Exercise => The copy you return should hold every record below word for word and no images.

Records shown =>
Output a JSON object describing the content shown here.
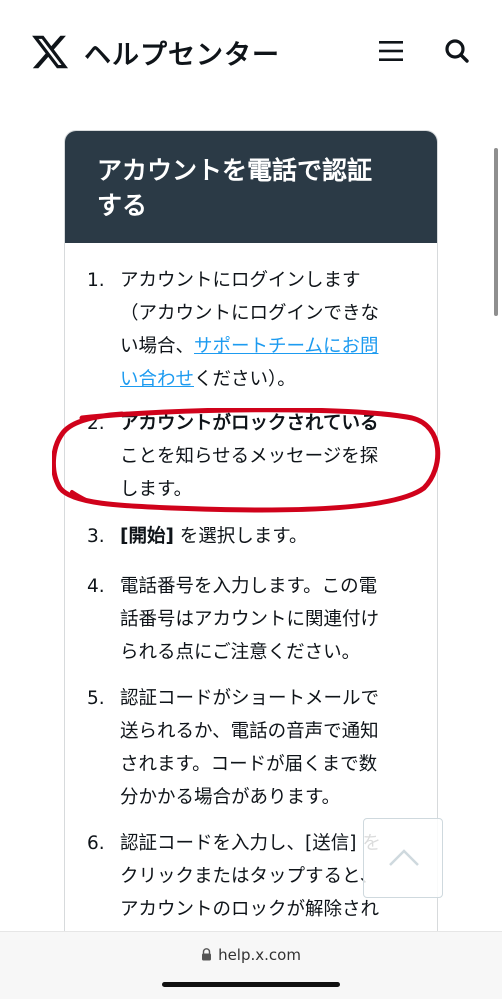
{
  "header": {
    "site_title": "ヘルプセンター",
    "icons": [
      "x-logo-icon",
      "menu-icon",
      "search-icon"
    ]
  },
  "article": {
    "title_line1": "アカウントを電話で認証",
    "title_line2": "する",
    "steps": [
      {
        "number": "1.",
        "line1": "アカウントにログインします",
        "line2": "（アカウントにログインできな",
        "line3_prefix": "い場合、",
        "link_part1": "サポートチームにお問",
        "link_part2": "い合わせ",
        "line4_suffix": "ください）。"
      },
      {
        "number": "2.",
        "bold_text": "アカウントがロックされている",
        "line2": "ことを知らせるメッセージを探",
        "line3": "します。"
      },
      {
        "number": "3.",
        "bold_text": "[開始]",
        "text": " を選択します。"
      },
      {
        "number": "4.",
        "line1": "電話番号を入力します。この電",
        "line2": "話番号はアカウントに関連付け",
        "line3": "られる点にご注意ください。"
      },
      {
        "number": "5.",
        "line1": "認証コードがショートメールで",
        "line2": "送られるか、電話の音声で通知",
        "line3": "されます。コードが届くまで数",
        "line4": "分かかる場合があります。"
      },
      {
        "number": "6.",
        "line1": "認証コードを入力し、[送信] を",
        "line2": "クリックまたはタップすると、",
        "line3": "アカウントのロックが解除され"
      }
    ]
  },
  "browser": {
    "url": "help.x.com"
  },
  "colors": {
    "header_bg": "#2b3a46",
    "link": "#1d9bf0",
    "annotation": "#d0021b"
  }
}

Solution to the exercise =>
Output a JSON object describing the content shown here.
{
  "header": {
    "site_title": "ヘルプセンター",
    "icons": [
      "x-logo-icon",
      "menu-icon",
      "search-icon"
    ]
  },
  "article": {
    "title_line1": "アカウントを電話で認証",
    "title_line2": "する",
    "steps": [
      {
        "number": "1.",
        "line1": "アカウントにログインします",
        "line2": "（アカウントにログインできな",
        "line3_prefix": "い場合、",
        "link_part1": "サポートチームにお問",
        "link_part2": "い合わせ",
        "line4_suffix": "ください）。"
      },
      {
        "number": "2.",
        "bold_text": "アカウントがロックされている",
        "line2": "ことを知らせるメッセージを探",
        "line3": "します。"
      },
      {
        "number": "3.",
        "bold_text": "[開始]",
        "text": " を選択します。"
      },
      {
        "number": "4.",
        "line1": "電話番号を入力します。この電",
        "line2": "話番号はアカウントに関連付け",
        "line3": "られる点にご注意ください。"
      },
      {
        "number": "5.",
        "line1": "認証コードがショートメールで",
        "line2": "送られるか、電話の音声で通知",
        "line3": "されます。コードが届くまで数",
        "line4": "分かかる場合があります。"
      },
      {
        "number": "6.",
        "line1": "認証コードを入力し、[送信] を",
        "line2": "クリックまたはタップすると、",
        "line3": "アカウントのロックが解除され"
      }
    ]
  },
  "browser": {
    "url": "help.x.com"
  },
  "colors": {
    "header_bg": "#2b3a46",
    "link": "#1d9bf0",
    "annotation": "#d0021b"
  }
}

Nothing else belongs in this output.